» **About this exercise**:
Down to the last line, repeat the data below exactly.

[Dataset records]
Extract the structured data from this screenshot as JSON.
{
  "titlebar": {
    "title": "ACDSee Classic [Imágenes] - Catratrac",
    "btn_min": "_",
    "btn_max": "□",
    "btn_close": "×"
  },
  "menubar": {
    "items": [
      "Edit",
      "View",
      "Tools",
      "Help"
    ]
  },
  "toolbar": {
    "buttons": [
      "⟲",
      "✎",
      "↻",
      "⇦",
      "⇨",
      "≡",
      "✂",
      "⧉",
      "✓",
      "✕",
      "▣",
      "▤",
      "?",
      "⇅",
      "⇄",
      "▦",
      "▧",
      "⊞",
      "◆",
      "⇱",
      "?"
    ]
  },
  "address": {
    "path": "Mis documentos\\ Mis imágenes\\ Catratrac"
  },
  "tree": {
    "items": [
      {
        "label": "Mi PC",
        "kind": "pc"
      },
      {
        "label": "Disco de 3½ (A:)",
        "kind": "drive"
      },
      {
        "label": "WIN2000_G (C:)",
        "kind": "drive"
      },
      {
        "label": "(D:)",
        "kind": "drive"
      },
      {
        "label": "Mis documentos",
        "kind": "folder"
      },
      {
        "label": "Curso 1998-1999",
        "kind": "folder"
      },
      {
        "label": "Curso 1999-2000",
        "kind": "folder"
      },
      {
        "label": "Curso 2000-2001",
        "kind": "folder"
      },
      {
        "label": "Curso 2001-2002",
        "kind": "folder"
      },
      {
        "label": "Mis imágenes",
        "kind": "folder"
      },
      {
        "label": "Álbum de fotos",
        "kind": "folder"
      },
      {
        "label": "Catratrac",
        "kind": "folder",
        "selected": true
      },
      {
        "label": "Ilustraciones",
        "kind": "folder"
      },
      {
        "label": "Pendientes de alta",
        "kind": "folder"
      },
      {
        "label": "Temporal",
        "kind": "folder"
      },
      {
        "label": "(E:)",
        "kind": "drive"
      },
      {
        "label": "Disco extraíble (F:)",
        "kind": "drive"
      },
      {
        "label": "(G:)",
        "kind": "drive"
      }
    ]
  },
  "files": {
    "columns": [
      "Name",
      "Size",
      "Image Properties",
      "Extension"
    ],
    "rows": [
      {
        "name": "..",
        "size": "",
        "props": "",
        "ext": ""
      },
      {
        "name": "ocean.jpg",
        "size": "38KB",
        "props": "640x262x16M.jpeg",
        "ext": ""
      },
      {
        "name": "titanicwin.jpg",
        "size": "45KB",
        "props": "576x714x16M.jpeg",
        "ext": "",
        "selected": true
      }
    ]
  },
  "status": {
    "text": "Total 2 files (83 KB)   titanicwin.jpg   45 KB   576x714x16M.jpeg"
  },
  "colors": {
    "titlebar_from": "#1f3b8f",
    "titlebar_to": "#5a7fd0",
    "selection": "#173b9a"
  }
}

» **The completed task**:
Extract the structured data from this screenshot as JSON.
{
  "titlebar": {
    "title": "ACDSee Classic [Imágenes] - Catratrac",
    "btn_min": "_",
    "btn_max": "□",
    "btn_close": "×"
  },
  "menubar": {
    "items": [
      "Edit",
      "View",
      "Tools",
      "Help"
    ]
  },
  "toolbar": {
    "buttons": [
      "⟲",
      "✎",
      "↻",
      "⇦",
      "⇨",
      "≡",
      "✂",
      "⧉",
      "✓",
      "✕",
      "▣",
      "▤",
      "?",
      "⇅",
      "⇄",
      "▦",
      "▧",
      "⊞",
      "◆",
      "⇱",
      "?"
    ]
  },
  "address": {
    "path": "Mis documentos\\ Mis imágenes\\ Catratrac"
  },
  "tree": {
    "items": [
      {
        "label": "Mi PC",
        "kind": "pc"
      },
      {
        "label": "Disco de 3½ (A:)",
        "kind": "drive"
      },
      {
        "label": "WIN2000_G (C:)",
        "kind": "drive"
      },
      {
        "label": "(D:)",
        "kind": "drive"
      },
      {
        "label": "Mis documentos",
        "kind": "folder"
      },
      {
        "label": "Curso 1998-1999",
        "kind": "folder"
      },
      {
        "label": "Curso 1999-2000",
        "kind": "folder"
      },
      {
        "label": "Curso 2000-2001",
        "kind": "folder"
      },
      {
        "label": "Curso 2001-2002",
        "kind": "folder"
      },
      {
        "label": "Mis imágenes",
        "kind": "folder"
      },
      {
        "label": "Álbum de fotos",
        "kind": "folder"
      },
      {
        "label": "Catratrac",
        "kind": "folder",
        "selected": true
      },
      {
        "label": "Ilustraciones",
        "kind": "folder"
      },
      {
        "label": "Pendientes de alta",
        "kind": "folder"
      },
      {
        "label": "Temporal",
        "kind": "folder"
      },
      {
        "label": "(E:)",
        "kind": "drive"
      },
      {
        "label": "Disco extraíble (F:)",
        "kind": "drive"
      },
      {
        "label": "(G:)",
        "kind": "drive"
      }
    ]
  },
  "files": {
    "columns": [
      "Name",
      "Size",
      "Image Properties",
      "Extension"
    ],
    "rows": [
      {
        "name": "..",
        "size": "",
        "props": "",
        "ext": ""
      },
      {
        "name": "ocean.jpg",
        "size": "38KB",
        "props": "640x262x16M.jpeg",
        "ext": ""
      },
      {
        "name": "titanicwin.jpg",
        "size": "45KB",
        "props": "576x714x16M.jpeg",
        "ext": "",
        "selected": true
      }
    ]
  },
  "status": {
    "text": "Total 2 files (83 KB)   titanicwin.jpg   45 KB   576x714x16M.jpeg"
  },
  "colors": {
    "titlebar_from": "#1f3b8f",
    "titlebar_to": "#5a7fd0",
    "selection": "#173b9a"
  }
}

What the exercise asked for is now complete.